Is this the same as being gay?
This is a really important distinction: gender identity and sexual orientation (who a person is romantically or sexually attracted to) are not the same. For example, a trans man attracted to woman may identify as heterosexual or straight, while a trans man attracted to man may identify as gay.
How many people identify as transgender?
Great question! And at this point, interestingly, no one really knows the answer. Older studies in Europe estimated that MtF transgender identity occurred rarely, in about 1 in 12,900 people, and that FtM transgender identity was even less common, at 1 in 33,800 people. Most experts think that this underestimates the true incidence of transgender identity, however, as these studies looked a very specific group of transgender adults who sought specific types of medical care. One more recent study in Boston, for example, showed that transgender identity may be as common as 0.5 percent of people.
Do kids ever identify as transgender?
Yes! Many children express their gender identity as soon as they can talk, but people can realize their gender identity at any age. Some adolescents have stress around puberty related to gender identity, as their bodies change in ways that may not match their internal feeling of gender (development of breasts, for example, in a person that identifies as a man). It’s also important to know that gender identity may change or be fluid for some people. And don’t forget that gender is complicated and comes from inside, so a kid playing with toys that are typically thought of as for the opposite sex may or may not be transgender… or may be a girl that loves to play with trucks!
What is it like to be transgender?

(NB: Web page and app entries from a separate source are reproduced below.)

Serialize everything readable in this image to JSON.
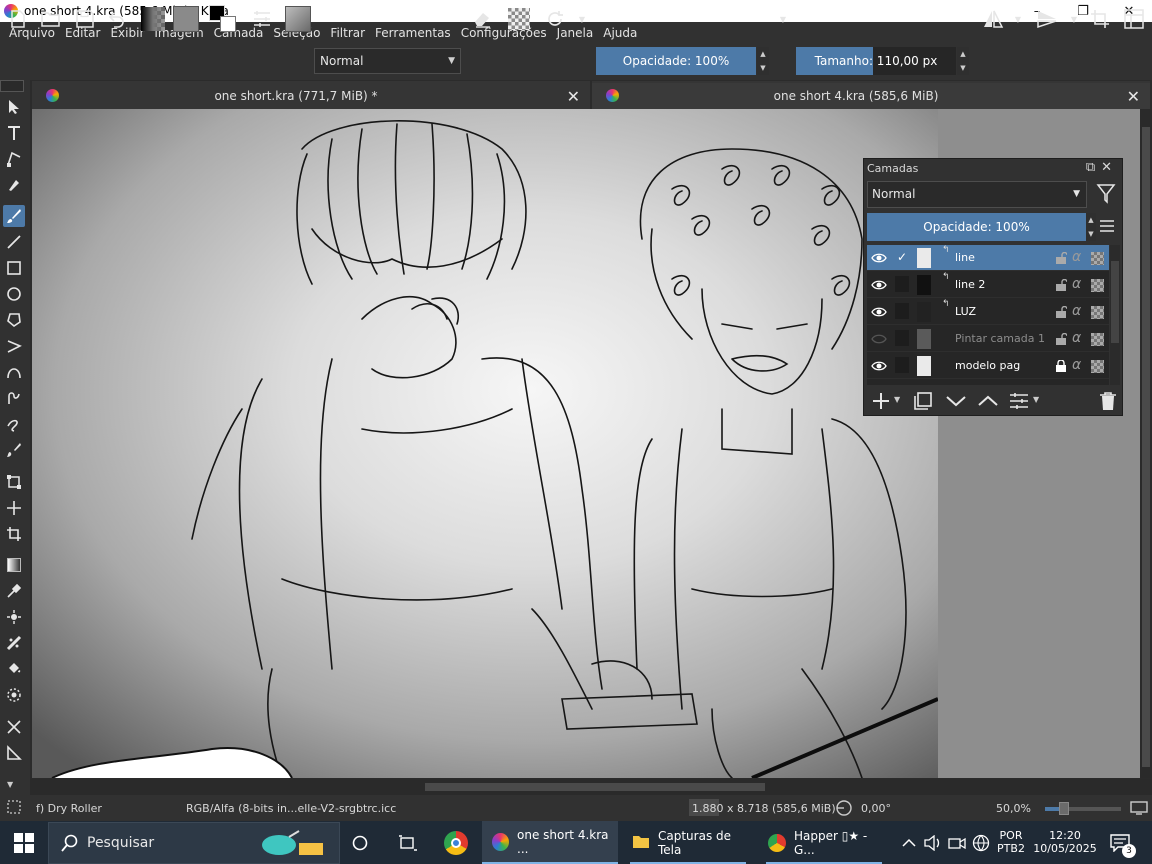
{
  "window": {
    "title": "one short 4.kra (585,6 MiB)  - Krita",
    "controls": [
      "–",
      "❐",
      "✕"
    ]
  },
  "menu": [
    "Arquivo",
    "Editar",
    "Exibir",
    "Imagem",
    "Camada",
    "Seleção",
    "Filtrar",
    "Ferramentas",
    "Configurações",
    "Janela",
    "Ajuda"
  ],
  "toolbar": {
    "blend_mode": "Normal",
    "opacity_label": "Opacidade: 100%",
    "size_label": "Tamanho: 110,00 px",
    "size_fraction": 0.48,
    "foreground_color": "#000000",
    "background_color": "#ffffff"
  },
  "tabs": [
    {
      "label": "one short.kra (771,7 MiB) *"
    },
    {
      "label": "one short 4.kra (585,6 MiB)"
    }
  ],
  "layers_docker": {
    "title": "Camadas",
    "blend_mode": "Normal",
    "opacity_label": "Opacidade:  100%",
    "layers": [
      {
        "name": "line",
        "visible": true,
        "selected": true,
        "checked": "✓",
        "locked": false
      },
      {
        "name": "line 2",
        "visible": true,
        "selected": false,
        "checked": "",
        "locked": false
      },
      {
        "name": "LUZ",
        "visible": true,
        "selected": false,
        "checked": "",
        "locked": false
      },
      {
        "name": "Pintar camada 1",
        "visible": false,
        "selected": false,
        "checked": "",
        "locked": false
      },
      {
        "name": "modelo pag",
        "visible": true,
        "selected": false,
        "checked": "",
        "locked": true
      }
    ]
  },
  "statusbar": {
    "brush": "f) Dry Roller",
    "color_profile": "RGB/Alfa (8-bits in...elle-V2-srgbtrc.icc",
    "dimensions": "1.880 x 8.718 (585,6 MiB)",
    "rotation": "0,00°",
    "zoom": "50,0%",
    "zoom_fraction": 0.25
  },
  "taskbar": {
    "search_placeholder": "Pesquisar",
    "apps": [
      {
        "label": "one short 4.kra ..."
      },
      {
        "label": "Capturas de Tela"
      },
      {
        "label": "Happer ▯★ - G..."
      }
    ],
    "language_top": "POR",
    "language_bottom": "PTB2",
    "time": "12:20",
    "date": "10/05/2025",
    "notifications": "3"
  },
  "colors": {
    "accent": "#4d7aa8",
    "panel": "#313131",
    "taskbar": "#1f2a36"
  }
}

How people experience gender – whether transgender or cisgender – is different for everyone. We do know, however, that many transgender people experience unjust discrimination, stigma and lack of social support. Some transgender people also experience gender dysphoria, which is distress around physical characteristics (such as breasts or genitals) that don’t match their gender identity. All of these elements are thought to be the reason that transgender people have shockingly high rates of suicide attempt (as high as 41 percent) as well as higher rates of substance use, dropping out of school and unemployment. Again, these disparities are thought to be due to the stress from gender dysphoria and from discrimination that transgender people face, and are not from their specific gender identity.

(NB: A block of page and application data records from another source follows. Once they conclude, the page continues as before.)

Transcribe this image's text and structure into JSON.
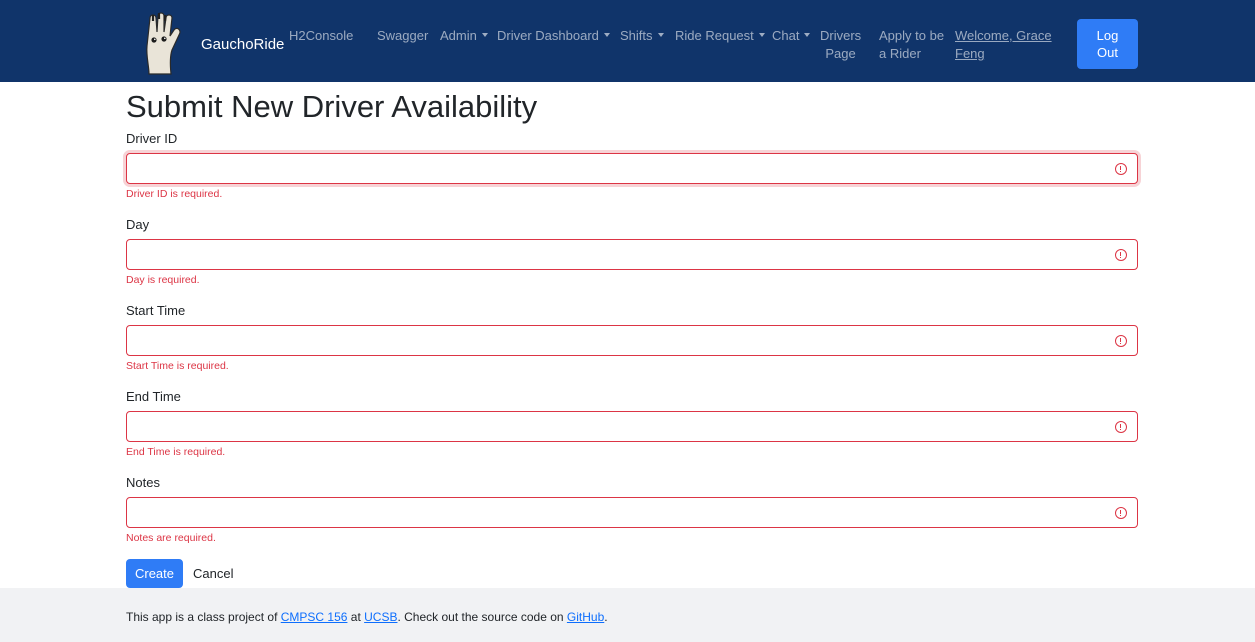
{
  "navbar": {
    "brand": "GauchoRide",
    "items": [
      {
        "label": "H2Console",
        "dropdown": false
      },
      {
        "label": "Swagger",
        "dropdown": false
      },
      {
        "label": "Admin",
        "dropdown": true
      },
      {
        "label": "Driver Dashboard",
        "dropdown": true
      },
      {
        "label": "Shifts",
        "dropdown": true
      },
      {
        "label": "Ride Request",
        "dropdown": true
      },
      {
        "label": "Chat",
        "dropdown": true
      }
    ],
    "drivers_page": {
      "line1": "Drivers",
      "line2": "Page"
    },
    "apply_rider": {
      "line1": "Apply to be",
      "line2": "a Rider"
    },
    "welcome": {
      "line1": "Welcome, Grace",
      "line2": "Feng"
    },
    "logout": {
      "line1": "Log",
      "line2": "Out"
    },
    "colors": {
      "background": "#10346a",
      "button": "#2f7cf6"
    }
  },
  "page": {
    "title": "Submit New Driver Availability"
  },
  "form": {
    "fields": [
      {
        "label": "Driver ID",
        "value": "",
        "error": "Driver ID is required."
      },
      {
        "label": "Day",
        "value": "",
        "error": "Day is required."
      },
      {
        "label": "Start Time",
        "value": "",
        "error": "Start Time is required."
      },
      {
        "label": "End Time",
        "value": "",
        "error": "End Time is required."
      },
      {
        "label": "Notes",
        "value": "",
        "error": "Notes are required."
      }
    ],
    "create_label": "Create",
    "cancel_label": "Cancel",
    "error_color": "#dc3545"
  },
  "footer": {
    "text_1": "This app is a class project of ",
    "link_1": "CMPSC 156",
    "text_2": " at ",
    "link_2": "UCSB",
    "text_3": ". Check out the source code on ",
    "link_3": "GitHub",
    "text_4": "."
  }
}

As more transgender people talk about their experiences publicly and as we gather more scientific evidence about gender, it’s clear that the range of gender identities is normal and that fighting stigma and working toward support of transgender people will help address the risks that they currently face.

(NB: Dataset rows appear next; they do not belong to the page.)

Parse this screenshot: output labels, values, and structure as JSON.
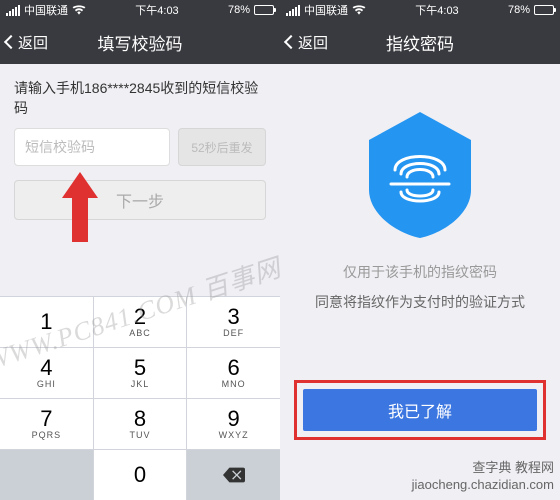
{
  "status": {
    "carrier": "中国联通",
    "time": "下午4:03",
    "battery": "78%"
  },
  "left": {
    "back": "返回",
    "title": "填写校验码",
    "instruction": "请输入手机186****2845收到的短信校验码",
    "placeholder": "短信校验码",
    "resend": "52秒后重发",
    "next": "下一步",
    "watermark": "WWW.PC841.COM 百事网",
    "keypad": [
      {
        "n": "1",
        "s": ""
      },
      {
        "n": "2",
        "s": "ABC"
      },
      {
        "n": "3",
        "s": "DEF"
      },
      {
        "n": "4",
        "s": "GHI"
      },
      {
        "n": "5",
        "s": "JKL"
      },
      {
        "n": "6",
        "s": "MNO"
      },
      {
        "n": "7",
        "s": "PQRS"
      },
      {
        "n": "8",
        "s": "TUV"
      },
      {
        "n": "9",
        "s": "WXYZ"
      },
      {
        "n": "",
        "s": ""
      },
      {
        "n": "0",
        "s": ""
      },
      {
        "n": "del",
        "s": ""
      }
    ]
  },
  "right": {
    "back": "返回",
    "title": "指纹密码",
    "line1": "仅用于该手机的指纹密码",
    "line2": "同意将指纹作为支付时的验证方式",
    "cta": "我已了解"
  },
  "corner": {
    "l1": "查字典 教程网",
    "l2": "jiaocheng.chazidian.com"
  }
}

I want to learn more! What are some good resources?
There’s so much more to say about gender identity and ways to support trans folks in their health and wellness! There are many great references out there, but here are a few to get you started:
- American Family Children’s Hospital Pediatric and Adolescent Transgender Health (PATH) Clinic: Information about our clinic for trans kids with lots of resources for kids, parents and other community members!
- Jazz’s Story (20/20): A series of interviews by Barbara Walters with Jazz, a transgender teen.
- UCSF Center for Excellence for Transgender Health: Information and resources about transgender health.
- GLAAD Transgender 101: Terms, resources, and tips for allies.
* It’s important to acknowledge that sex can’t always be sorted easily into male or female. People with intersex conditions, or disorders of sex differentiation, may have some characteristics considered male and others considered female (such as having testicles internally while having a vagina and breast development with puberty).